“I’ve always thought if things are somewhat in the same ballpark between two players, I’m taking the football player, no matter if his 40 time is not as good as the other guy or maybe if he’s a couple inches shorter,” Walraven said. “If he’s the football player and he’s proven it on the field making plays, that’s the guy I’m going after.
“You want to develop kids in college, but you want kids that are football players. I know you can’t coach speed, but you can’t coach instincts. I think that’s something people have a knack for and Braxton is one of those guys.”
Walraven said he’s had several players over the years that he felt deserved more offers than they wound up receiving, including just a year ago with Cleburne offensive lineman Blake Leonard, who is at Missouri Southern State University, a Division II program.
“He got a DII look but if you add another inch or two to him, he’s at a bigger school,” Walraven said. “He dominated everybody we played, week in and week out, including Aledo. When you see that kind of stuff on film as a center, I would think you would want that player. But he was around 6-foot-2. I think just another inch — which is crazy to say —would’ve made a difference. I think he’s one that probably should’ve had a lot more attention as well.”
From Walraven’s days in Grandview, he mentioned Earnest Crownover III and Caleb Armstrong as players who were overlooked because speed or size weren’t what DI recruiters look for.
“I think Earnest was close to Division I,” Walraven said. “I know he got that look from Army, but him being a 6-foot-2, 200-pound guy coming out of high school who did everything you could possibly think of right off the field and making plays on the field — I know he wasn’t a 4.4 speed guy but he had football speed. He’s one of those guys to me that I look at as a versatile player who can play linebacker, safety, running back, h-back. If I were a college coach, I could use this kid because he’s a football player and he’s so multiple at what he can do.”
Crownover is currently playing well for Kilgore College at the JUCO level.

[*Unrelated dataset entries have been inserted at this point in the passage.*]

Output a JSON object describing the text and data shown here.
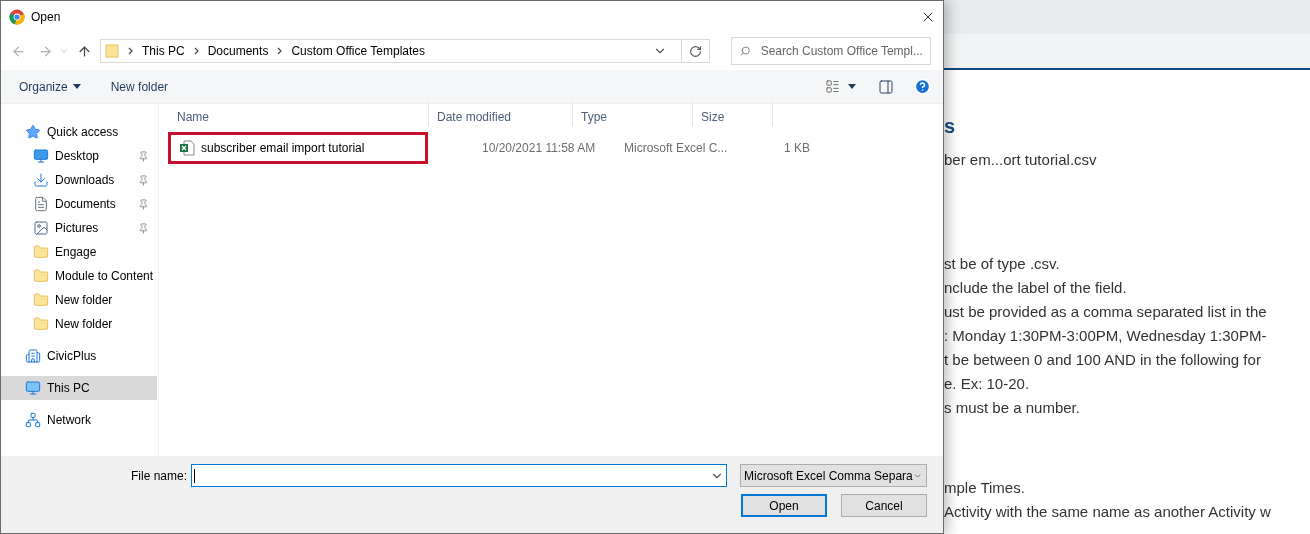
{
  "window": {
    "title": "Open"
  },
  "address": {
    "breadcrumbs": [
      "This PC",
      "Documents",
      "Custom Office Templates"
    ]
  },
  "search": {
    "placeholder": "Search Custom Office Templ..."
  },
  "toolbar": {
    "organize": "Organize",
    "new_folder": "New folder"
  },
  "sidebar": {
    "items": [
      {
        "label": "Quick access",
        "kind": "star",
        "selected": false,
        "children": [
          {
            "label": "Desktop",
            "kind": "desktop",
            "pinned": true,
            "selected": false
          },
          {
            "label": "Downloads",
            "kind": "download",
            "pinned": true,
            "selected": false
          },
          {
            "label": "Documents",
            "kind": "document",
            "pinned": true,
            "selected": false
          },
          {
            "label": "Pictures",
            "kind": "picture",
            "pinned": true,
            "selected": false
          },
          {
            "label": "Engage",
            "kind": "folder",
            "pinned": false,
            "selected": false
          },
          {
            "label": "Module to Content",
            "kind": "folder",
            "pinned": false,
            "selected": false
          },
          {
            "label": "New folder",
            "kind": "folder",
            "pinned": false,
            "selected": false
          },
          {
            "label": "New folder",
            "kind": "folder",
            "pinned": false,
            "selected": false
          }
        ]
      },
      {
        "label": "CivicPlus",
        "kind": "building",
        "selected": false
      },
      {
        "label": "This PC",
        "kind": "computer",
        "selected": true
      },
      {
        "label": "Network",
        "kind": "network",
        "selected": false
      }
    ]
  },
  "file_list": {
    "columns": [
      "Name",
      "Date modified",
      "Type",
      "Size"
    ],
    "rows": [
      {
        "name": "subscriber email import tutorial",
        "date_modified": "10/20/2021 11:58 AM",
        "type": "Microsoft Excel C...",
        "size": "1 KB",
        "highlighted": true
      }
    ]
  },
  "footer": {
    "file_name_label": "File name:",
    "file_type": "Microsoft Excel Comma Separa",
    "buttons": [
      "Open",
      "Cancel"
    ]
  },
  "background_page": {
    "heading": "s",
    "file": "ber em...ort tutorial.csv",
    "rules": [
      "st be of type .csv.",
      "nclude the label of the field.",
      "ust be provided as a comma separated list in the",
      ": Monday 1:30PM-3:00PM, Wednesday 1:30PM-",
      "t be between 0 and 100 AND in the following for",
      "e. Ex: 10-20.",
      "s must be a number."
    ],
    "notes": [
      "mple Times.",
      "Activity with the same name as another Activity w"
    ]
  }
}
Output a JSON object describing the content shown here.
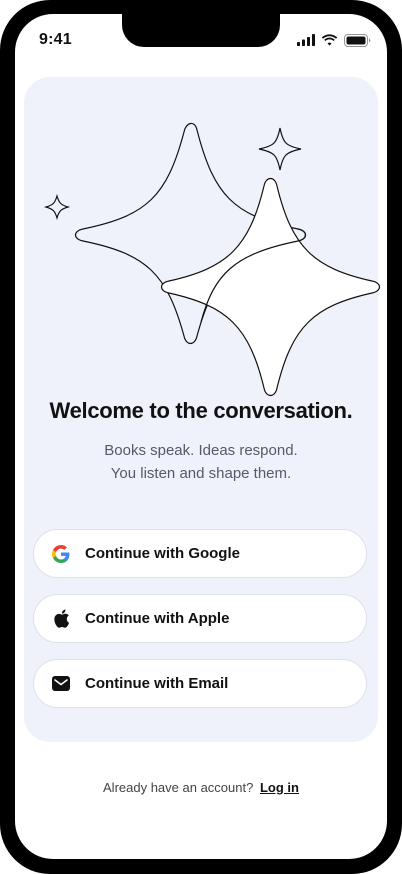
{
  "status_bar": {
    "time": "9:41"
  },
  "welcome": {
    "title": "Welcome to the conversation.",
    "subtitle_line1": "Books speak. Ideas respond.",
    "subtitle_line2": "You listen and shape them."
  },
  "auth_buttons": [
    {
      "label": "Continue with Google",
      "icon": "google-icon"
    },
    {
      "label": "Continue with Apple",
      "icon": "apple-icon"
    },
    {
      "label": "Continue with Email",
      "icon": "email-icon"
    }
  ],
  "footer": {
    "prompt": "Already have an account?",
    "login_label": "Log in"
  },
  "colors": {
    "card_background": "#eff2fa",
    "text_primary": "#111111",
    "text_secondary": "#555a66"
  }
}
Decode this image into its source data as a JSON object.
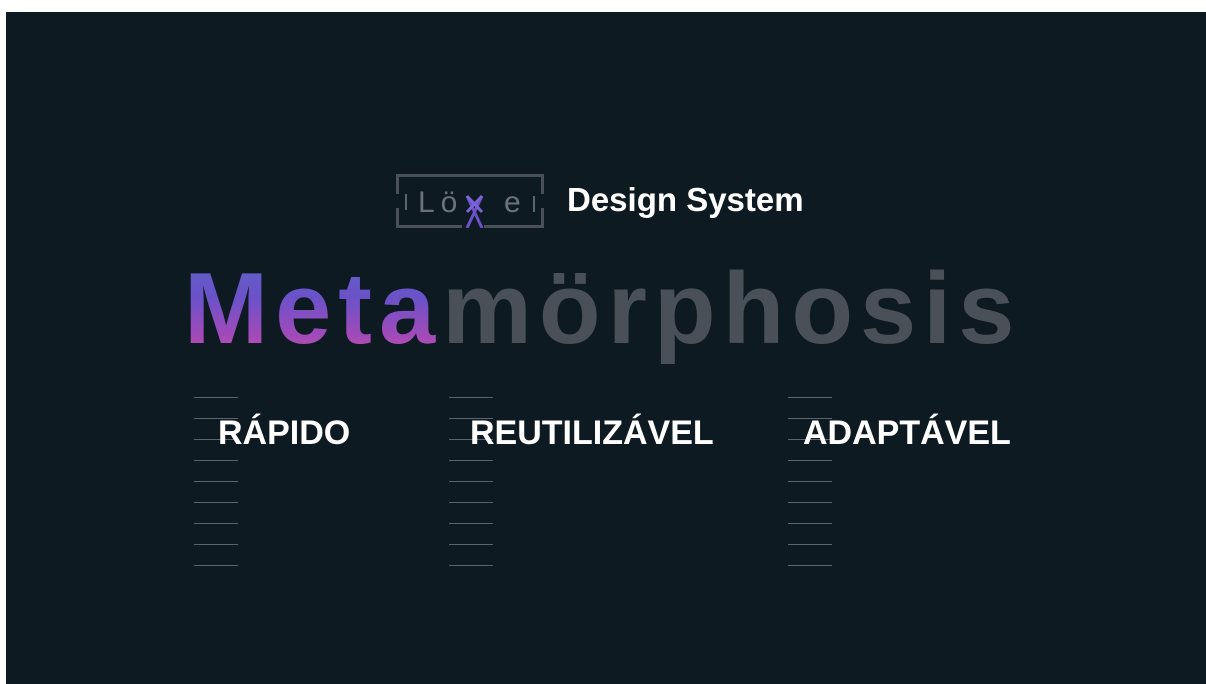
{
  "logo": {
    "text_left": "Lö",
    "text_x": "X",
    "text_right": "e",
    "alt": "Löxe"
  },
  "header": {
    "subtitle": "Design System"
  },
  "hero": {
    "highlight": "Meta",
    "rest": "mörphosis"
  },
  "pillars": [
    {
      "label": "RÁPIDO"
    },
    {
      "label": "REUTILIZÁVEL"
    },
    {
      "label": "ADAPTÁVEL"
    }
  ],
  "colors": {
    "background": "#0e1a22",
    "text": "#ffffff",
    "muted": "#4a5058",
    "gradient_start": "#5f63c8",
    "gradient_end": "#c95aa8",
    "rule": "#5a646c"
  }
}
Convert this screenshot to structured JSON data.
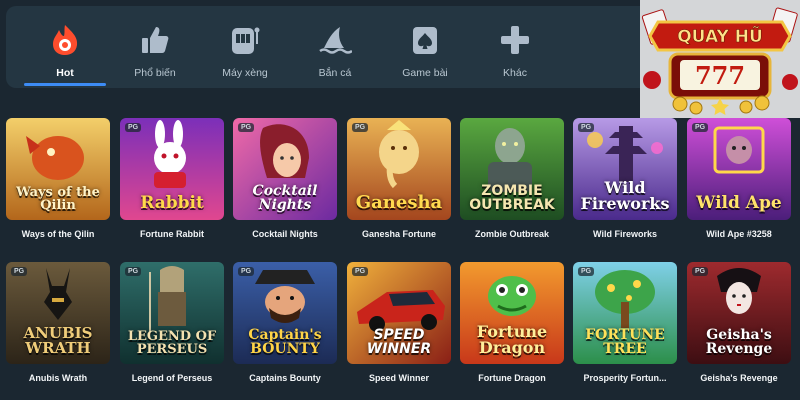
{
  "nav": {
    "items": [
      {
        "label": "Hot",
        "icon": "flame-icon",
        "active": true
      },
      {
        "label": "Phổ biến",
        "icon": "thumbs-up-icon"
      },
      {
        "label": "Máy xèng",
        "icon": "slot-machine-icon"
      },
      {
        "label": "Bắn cá",
        "icon": "shark-fin-icon"
      },
      {
        "label": "Game bài",
        "icon": "playing-card-icon"
      },
      {
        "label": "Khác",
        "icon": "plus-icon"
      }
    ]
  },
  "logo": {
    "text": "QUAY HŨ",
    "digits": "777"
  },
  "colors": {
    "accent": "#3d8cf5",
    "background": "#1b2731",
    "nav_bg": "#243642",
    "flame": "#ff4d2d"
  },
  "games_row1": [
    {
      "name": "Ways of the Qilin",
      "badge": "",
      "art": "Ways of the Qilin"
    },
    {
      "name": "Fortune Rabbit",
      "badge": "PG",
      "art": "Rabbit"
    },
    {
      "name": "Cocktail Nights",
      "badge": "PG",
      "art": "Cocktail Nights"
    },
    {
      "name": "Ganesha Fortune",
      "badge": "PG",
      "art": "Ganesha"
    },
    {
      "name": "Zombie Outbreak",
      "badge": "",
      "art": "ZOMBIE OUTBREAK"
    },
    {
      "name": "Wild Fireworks",
      "badge": "PG",
      "art": "Wild Fireworks"
    },
    {
      "name": "Wild Ape #3258",
      "badge": "PG",
      "art": "Wild Ape"
    }
  ],
  "games_row2": [
    {
      "name": "Anubis Wrath",
      "badge": "PG",
      "art": "ANUBIS WRATH"
    },
    {
      "name": "Legend of Perseus",
      "badge": "PG",
      "art": "LEGEND OF PERSEUS"
    },
    {
      "name": "Captains Bounty",
      "badge": "PG",
      "art": "Captain's BOUNTY"
    },
    {
      "name": "Speed Winner",
      "badge": "PG",
      "art": "SPEED WINNER"
    },
    {
      "name": "Fortune Dragon",
      "badge": "",
      "art": "Fortune Dragon"
    },
    {
      "name": "Prosperity Fortun...",
      "badge": "PG",
      "art": "FORTUNE TREE"
    },
    {
      "name": "Geisha's Revenge",
      "badge": "PG",
      "art": "Geisha's Revenge"
    }
  ]
}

In Armstrong’s case, Walraven recalls an interesting conversation he had with a college coach regarding the standout linebacker.
“I had a coach from, I want to say, one of the Big 12 schools, and they said if this was 1995, Caleb Armstrong would be a Division I linebacker,” Walraven said. “But they looked at his speed at linebacker and his size at defensive line, and they couldn’t fit him in at either. Just going back that few years, people knew that was the kind of football player that would’ve been on the big stage. But now in today’s game it’s changed a little bit, and the size and speed factor didn’t work out for him.”
Armstrong went on to have a productive collegiate career at Division III Mary Hardin-Baylor, where he won a national title.
To reiterate, I completely understand many bigger college programs have to begin their recruiting process by certain guidelines, and obviously grades are a part of it, but players like Bailey should be rewarded for their consistent dominant play, even if he is 5-foot-9 and “only” runs a 4.7.
Size and speed shouldn't be the be-all, end-all for football players. Former Texas Tech and Miami Dolphins legend Zach Thomas was one of the game's most productive players at linebacker, and he was just 5-foot-11 and ran a 4.85 in the 40 at the NFL Combine.
Bailey will get an offer eventually, but to not have one at this point, it sure feels like several programs are missing out on a chance at a special player. I’m no college recruiter, but I’ve watched Bailey take down some of the state’s best playmakers every week during football season for three years. And whichever program or coach decides to overlook his size will wind up with a heckuva football player.
A.J. Crisp is in his eighth year covering sports for the Times-Review. He can be reached by email at firstname.lastname@example.org or phone at 817-645-2441.